When asked if he meant to smile during photos taken after the incident of them by other officers he claimed he “did not” and “was not aware he was doing so” when photographed.
Later while being interviewed, Ofc. Kephart denied knowing Ofc. Anderson was smiling when photographed. Ofc. Kephart claimed he only learned Ofc. Anderson had smiled when he saw the photo in the news. Ofc. Kephart did say that’s “how Ofc. Anderson typically is,” so he didn’t think anything of it. He did say if he noticed his expression he would’ve told Ofc. Anderson to “knock it off.”
IAU asked Ofc. Kephart if he “felt the comments at the scene could bring the department into disrepute, discredit him as an officer of the department, or could impair the efficiency of the department itself, and Ofc. Kephart said he could see how it could be looked at in that way.”
When asked about Sgt. Fudge’s supervising effectiveness, Ofc. Kephart stated, “I’ll put it this way. When I’ve been involved in similar situations in the past when sergeants come on the scene, they start directing people whereas I don’t feel that happened in this case.”
Ofc. Hummel told IAU he believed the force he used was the “only amount needed to control [Gadson]” and claimed he did try to end the fight as soon as possible.
When asked why Ofc. Hummel said, “You’re under arrest you dumb [explicit],” after putting Gadson in handcuffs he claimed he was upset and said that in the heat of the moment.
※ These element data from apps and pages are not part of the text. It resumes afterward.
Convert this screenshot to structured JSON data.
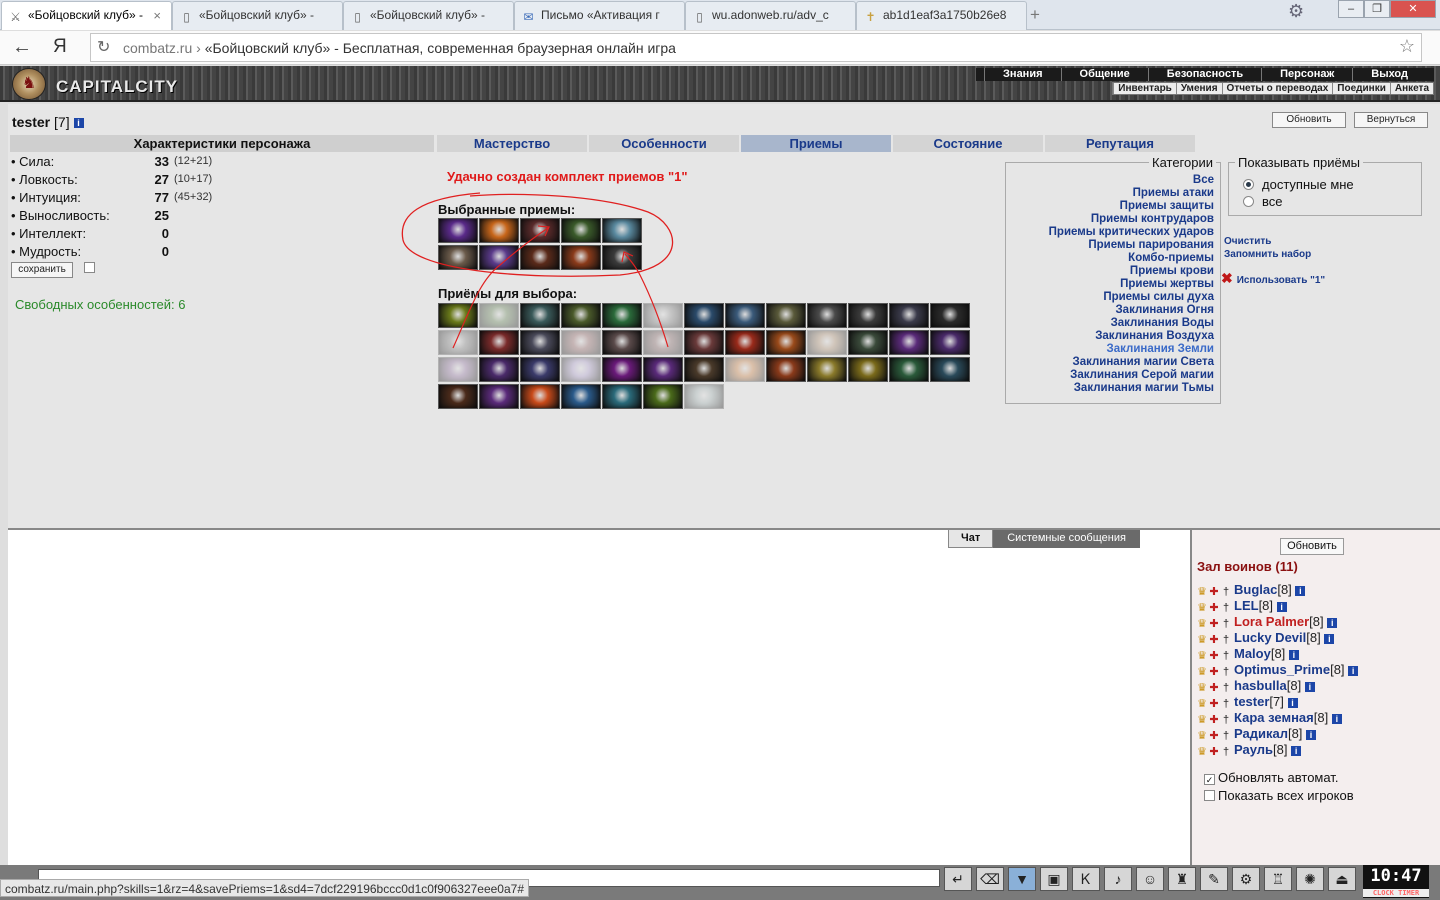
{
  "browser": {
    "tabs": [
      {
        "title": "«Бойцовский клуб» -",
        "icon": "crossed-swords-icon",
        "active": true
      },
      {
        "title": "«Бойцовский клуб» -",
        "icon": "page-icon",
        "active": false
      },
      {
        "title": "«Бойцовский клуб» -",
        "icon": "page-icon",
        "active": false
      },
      {
        "title": "Письмо «Активация г",
        "icon": "mail-icon",
        "active": false
      },
      {
        "title": "wu.adonweb.ru/adv_c",
        "icon": "page-icon",
        "active": false
      },
      {
        "title": "ab1d1eaf3a1750b26e8",
        "icon": "cross-icon",
        "active": false
      }
    ],
    "new_tab": "+",
    "address_host": "combatz.ru",
    "address_sep": "›",
    "address_title": "«Бойцовский клуб» - Бесплатная, современная браузерная онлайн игра",
    "yandex": "Я",
    "status_url": "combatz.ru/main.php?skills=1&rz=4&savePriems=1&sd4=7dcf229196bccc0d1c0f906327eee0a7#"
  },
  "header": {
    "logo_text": "CAPITALCITY",
    "menu": [
      "Знания",
      "Общение",
      "Безопасность",
      "Персонаж",
      "Выход"
    ],
    "submenu": [
      "Инвентарь",
      "Умения",
      "Отчеты о переводах",
      "Поединки",
      "Анкета"
    ]
  },
  "character": {
    "name": "tester",
    "level": "[7]",
    "refresh_label": "Обновить",
    "back_label": "Вернуться",
    "stats_title": "Характеристики персонажа",
    "stats": [
      {
        "label": "• Сила:",
        "value": "33",
        "sub": "(12+21)"
      },
      {
        "label": "• Ловкость:",
        "value": "27",
        "sub": "(10+17)"
      },
      {
        "label": "• Интуиция:",
        "value": "77",
        "sub": "(45+32)"
      },
      {
        "label": "• Выносливость:",
        "value": "25",
        "sub": ""
      },
      {
        "label": "• Интеллект:",
        "value": "0",
        "sub": ""
      },
      {
        "label": "• Мудрость:",
        "value": "0",
        "sub": ""
      }
    ],
    "save_label": "сохранить",
    "free_features": "Свободных особенностей: 6"
  },
  "tabs": [
    "Мастерство",
    "Особенности",
    "Приемы",
    "Состояние",
    "Репутация"
  ],
  "active_tab": "Приемы",
  "skills": {
    "success": "Удачно создан комплект приемов \"1\"",
    "chosen_title": "Выбранные приемы:",
    "available_title": "Приёмы для выбора:",
    "chosen_colors": [
      "#5a2a8a",
      "#c8661a",
      "#5a2a2a",
      "#3a5a2a",
      "#5a8aa0",
      "#6a5a4a",
      "#5a3a8a",
      "#5a2a1a",
      "#8a3a1a",
      "#3a3a3a"
    ],
    "available": [
      {
        "c": "#6a7a1a",
        "dim": false
      },
      {
        "c": "#5a7a4a",
        "dim": true
      },
      {
        "c": "#3a5a5a",
        "dim": false
      },
      {
        "c": "#4a5a2a",
        "dim": false
      },
      {
        "c": "#2a6a3a",
        "dim": false
      },
      {
        "c": "#8a8a8a",
        "dim": true
      },
      {
        "c": "#2a4a6a",
        "dim": false
      },
      {
        "c": "#3a5a7a",
        "dim": false
      },
      {
        "c": "#5a5a3a",
        "dim": false
      },
      {
        "c": "#4a4a4a",
        "dim": false
      },
      {
        "c": "#3a3a3a",
        "dim": false
      },
      {
        "c": "#3a3a4a",
        "dim": false
      },
      {
        "c": "#2a2a2a",
        "dim": false
      },
      {
        "c": "#7a7a7a",
        "dim": true
      },
      {
        "c": "#7a2a2a",
        "dim": false
      },
      {
        "c": "#4a4a5a",
        "dim": false
      },
      {
        "c": "#8a5a5a",
        "dim": true
      },
      {
        "c": "#5a4a4a",
        "dim": false
      },
      {
        "c": "#7a5a5a",
        "dim": true
      },
      {
        "c": "#6a3a3a",
        "dim": false
      },
      {
        "c": "#9a2a1a",
        "dim": false
      },
      {
        "c": "#9a4a1a",
        "dim": false
      },
      {
        "c": "#aa8a6a",
        "dim": true
      },
      {
        "c": "#3a4a3a",
        "dim": false
      },
      {
        "c": "#5a2a7a",
        "dim": false
      },
      {
        "c": "#4a2a6a",
        "dim": false
      },
      {
        "c": "#8a6a9a",
        "dim": true
      },
      {
        "c": "#4a2a6a",
        "dim": false
      },
      {
        "c": "#3a3a6a",
        "dim": false
      },
      {
        "c": "#aa9acc",
        "dim": true
      },
      {
        "c": "#6a1a7a",
        "dim": false
      },
      {
        "c": "#5a2a7a",
        "dim": false
      },
      {
        "c": "#4a3a2a",
        "dim": false
      },
      {
        "c": "#c87a3a",
        "dim": true
      },
      {
        "c": "#8a3a1a",
        "dim": false
      },
      {
        "c": "#8a7a2a",
        "dim": false
      },
      {
        "c": "#7a6a1a",
        "dim": false
      },
      {
        "c": "#2a5a3a",
        "dim": false
      },
      {
        "c": "#2a4a5a",
        "dim": false
      },
      {
        "c": "#4a2a1a",
        "dim": false
      },
      {
        "c": "#5a2a7a",
        "dim": false
      },
      {
        "c": "#c84a1a",
        "dim": false
      },
      {
        "c": "#2a5a8a",
        "dim": false
      },
      {
        "c": "#2a6a7a",
        "dim": false
      },
      {
        "c": "#4a6a1a",
        "dim": false
      },
      {
        "c": "#9aaaaa",
        "dim": true
      }
    ]
  },
  "categories": {
    "legend": "Категории",
    "items": [
      "Все",
      "Приемы атаки",
      "Приемы защиты",
      "Приемы контрударов",
      "Приемы критических ударов",
      "Приемы парирования",
      "Комбо-приемы",
      "Приемы крови",
      "Приемы жертвы",
      "Приемы силы духа",
      "Заклинания Огня",
      "Заклинания Воды",
      "Заклинания Воздуха",
      "Заклинания Земли",
      "Заклинания магии Света",
      "Заклинания Серой магии",
      "Заклинания магии Тьмы"
    ],
    "highlighted": "Заклинания Земли"
  },
  "show_skills": {
    "legend": "Показывать приёмы",
    "options": [
      "доступные мне",
      "все"
    ],
    "selected": "доступные мне"
  },
  "actions": {
    "clear": "Очистить",
    "remember": "Запомнить набор",
    "use_set": "Использовать \"1\""
  },
  "chat": {
    "tab_chat": "Чат",
    "tab_system": "Системные сообщения"
  },
  "roster": {
    "refresh_label": "Обновить",
    "title": "Зал воинов (11)",
    "players": [
      {
        "name": "Buglac",
        "level": "[8]",
        "red": false
      },
      {
        "name": "LEL",
        "level": "[8]",
        "red": false
      },
      {
        "name": "Lora Palmer",
        "level": "[8]",
        "red": true
      },
      {
        "name": "Lucky Devil",
        "level": "[8]",
        "red": false
      },
      {
        "name": "Maloy",
        "level": "[8]",
        "red": false
      },
      {
        "name": "Optimus_Prime",
        "level": "[8]",
        "red": false
      },
      {
        "name": "hasbulla",
        "level": "[8]",
        "red": false
      },
      {
        "name": "tester",
        "level": "[7]",
        "red": false
      },
      {
        "name": "Кара земная",
        "level": "[8]",
        "red": false
      },
      {
        "name": "Радикал",
        "level": "[8]",
        "red": false
      },
      {
        "name": "Рауль",
        "level": "[8]",
        "red": false
      }
    ],
    "auto_refresh": "Обновлять автомат.",
    "show_all": "Показать всех игроков"
  },
  "bottom": {
    "clock": "10:47",
    "clock_sub": "CLOCK  TIMER",
    "icons": [
      "enter-icon",
      "eraser-icon",
      "filter-icon",
      "save-icon",
      "translit-icon",
      "music-icon",
      "smile-icon",
      "bag-icon",
      "scroll-icon",
      "gear-icon",
      "lock-icon",
      "bug-icon",
      "exit-icon"
    ]
  },
  "colors": {
    "link": "#1a3a8a",
    "success": "#e01a1a",
    "free": "#2a8a2a",
    "roster_title": "#8a1010",
    "active_tab": "#a8b6cc"
  }
}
He did admit he felt it did violate GO 120 – Treatment to the public.
The IAU also presented him with another comment he said that was captured on BWC. Ofc. Hummel could be heard saying he, “slapped the ever-living [explicit] out of this dude. Like the firefighters probably woke up.” He said he did feel that was inappropriate.
During the interview, Ofc. Hummel said, “I can’t take it back. I regret it, obviously, um, but yeah. I did it. I said it,” about the comments made.
Ofc. Kinsman said when he arrived the scene was “chaotic, however controlled.”
IAU documented asking Ofc. Huston, who was a witness, if he thought Sgt. Fudge adequately took command of the scene, he almost immediately responded with “No.” When asked to elaborate, Ofc. Huston said he did not feel like Sgt. Fudge had a command presence or asserted himself as a leader.
According to police records, Sgt. Fudge’s BWC was not active during this incident. However, during his interview, Sgt. Fudge claimed he did not intentionally fail to activate his BWC.
Sgt. Fudge told IAU that he “did the best he could based on the knowledge and resources he had.”
One officer interviewed with IAU told investigators he “was made uncomfortable by this situation and the determination of probable cause.” He told IAU that the reasons for the initial stop made sense, but the only information regarding a possible DUI he received was a “suspected odor coming from the vehicle,” and he explained an odor alone is usually not enough to even detain a driver outside of their vehicle. He told IAu he wouldn’t have detained someone for odor alone.
Read the full Case Summary below:
CSPD stated due to pending civil litigation, the department will not provide further statements about this case or the released materials.